We all smile. We smile when we’re happy, but also when we’re sad, embarrassed or in pain. If someone smiles at us, we can’t help but smile back. We judge each other by our smiles, although exactly what you make of a smile depends on your culture. But is it true even a forced smile will make you feel happier?
Put on a happy face
One of the odd things about smiling is that in the animal world, the baring of teeth is often a sign of aggression. Among humans, there are two main kinds of smiles. A genuine smile – known as a Duchenne smile – raises your cheeks, gives you crow’s feet around your eyes and signals enjoyment. The other kind of smile only involves raising the corners of your mouth and is essentially a forced ‘say cheese’ kind of smile. It’s also been dubbed a flight attendant smile. These two smiles are controlled by different parts of your brain and emerge very early. Ten-month olds give a fake smile to strangers but a genuine smile to their mothers.
What your smile says about you
People who smile are perceived of as happier, more attractive and likeable. Women smile more than men, but we all smile less often as we age. People who smile are thought of as more polite, relaxed and carefree, as well as more honest and kind. Kids draw both ‘nice’ and ‘clever’ people with smiles on their faces. None of that is terribly surprising, but your tendency to smile may say more about you than you realise.

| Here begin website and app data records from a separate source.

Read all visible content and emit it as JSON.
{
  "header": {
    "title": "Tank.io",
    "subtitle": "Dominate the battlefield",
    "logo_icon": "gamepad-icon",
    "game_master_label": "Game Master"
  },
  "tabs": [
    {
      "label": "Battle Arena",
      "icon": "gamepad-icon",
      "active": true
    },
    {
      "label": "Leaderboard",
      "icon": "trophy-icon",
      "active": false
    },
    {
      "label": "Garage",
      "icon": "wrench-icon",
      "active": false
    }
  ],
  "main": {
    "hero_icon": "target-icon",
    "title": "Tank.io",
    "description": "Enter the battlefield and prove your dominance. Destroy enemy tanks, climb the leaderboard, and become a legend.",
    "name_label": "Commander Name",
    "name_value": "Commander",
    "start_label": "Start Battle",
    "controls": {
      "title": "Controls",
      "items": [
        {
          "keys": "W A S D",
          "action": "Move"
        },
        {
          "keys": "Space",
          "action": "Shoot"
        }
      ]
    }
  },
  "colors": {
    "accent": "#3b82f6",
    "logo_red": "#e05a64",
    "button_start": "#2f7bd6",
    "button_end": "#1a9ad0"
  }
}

One well-known study involved analysing the smiles of more than one hundred 21-year old women in their college yearbook photos. Some photos captured real smiles, others, fake smiles, and some of the women weren’t smiling at all. The researchers followed up with these women at several stages through their lives. Even 30 years later, women with genuine smiles at 21 were more likely to be happily married and to score high on measures of overall wellbeing. These women were also more likely to be organised, compassionate, nurturing and sociable.
Another study of photos found if you smiled more in photos taken during your early life, you are less likely to be divorced later on. Smiles captured in photos may even predict how long you’re going to live. Baseball players photographed with genuine smiles in 1942 lived to an average age of 80 years. This compares with players who didn’t smile in their photos and lived an average of only 72 years. That’s eight more (presumably happy) years for the smilers.
The whole world smiles with you
Have you ever traveled somewhere, smiled at someone in an attempt to convey your friendliness and been met with a blank face? Be aware: smiling means different things in different places. For example, according to a Russian proverb: ‘smiling for no reason is a sign of stupidity’. In Iran, people are perceived as less intelligent when they smile than when they don’t. This is also true of people in Japan, India, South Korea, Russia and France. Interestingly, in cultures with high levels of corruption, smiling people are far less trusted than in less corrupt societies.
Other aspects of smiling are likely to be more universal. We know smiling is contagious and the act of you smiling also makes the people around you feel cheerier. Smiling helps us stay calm in stressful situations and prompts us to return to happy memories. But is it true what people say – that smiling, even with a fake smile, makes you feel happier?
Fake it ’til you make it
Most of us are well versed at smiling whenever someone points a camera in our direction. And being able to smile on demand may well be a good thing because research shows smiling makes us happy. It’s officially known as the facial feedback hypothesis.
The idea an expression on your face could influence how you feel goes back to Darwin. Back in 1872, he suggested showing an emotion outwardly would intensify the feeling of that emotion. The famous smile textbook example comes from research published in 1988. The idea was to test whether smiling made people feel more positive. The challenge? How to get people to smile without knowing they were doing it. The simple, but ingenious answer was to ask people to hold a pen either between their lips, or their teeth.
Try it. With a pen held between your lips, you end up frowning. But with a pen held between your teeth, it’s impossible not to smile. Sure enough, in this study people who were forced to smile rated Far Side cartoons as much funnier than those who had been made to frown. The same thing has been found many times, in a heap of different studies. If we smile, even without knowing it, we feel more positive. One study even found using Botox injections to get rid of frown lines can contribute towards recovery from depression.
I should point out that when 17 different research groups set out to exactly replicate the original pen-in-mouth study this year, the results didn’t pan out.
But on balance it still seems finding plenty of reasons to plaster a genuine smile across your face is probably a good way to go through life. I’m certainly up for the challenge.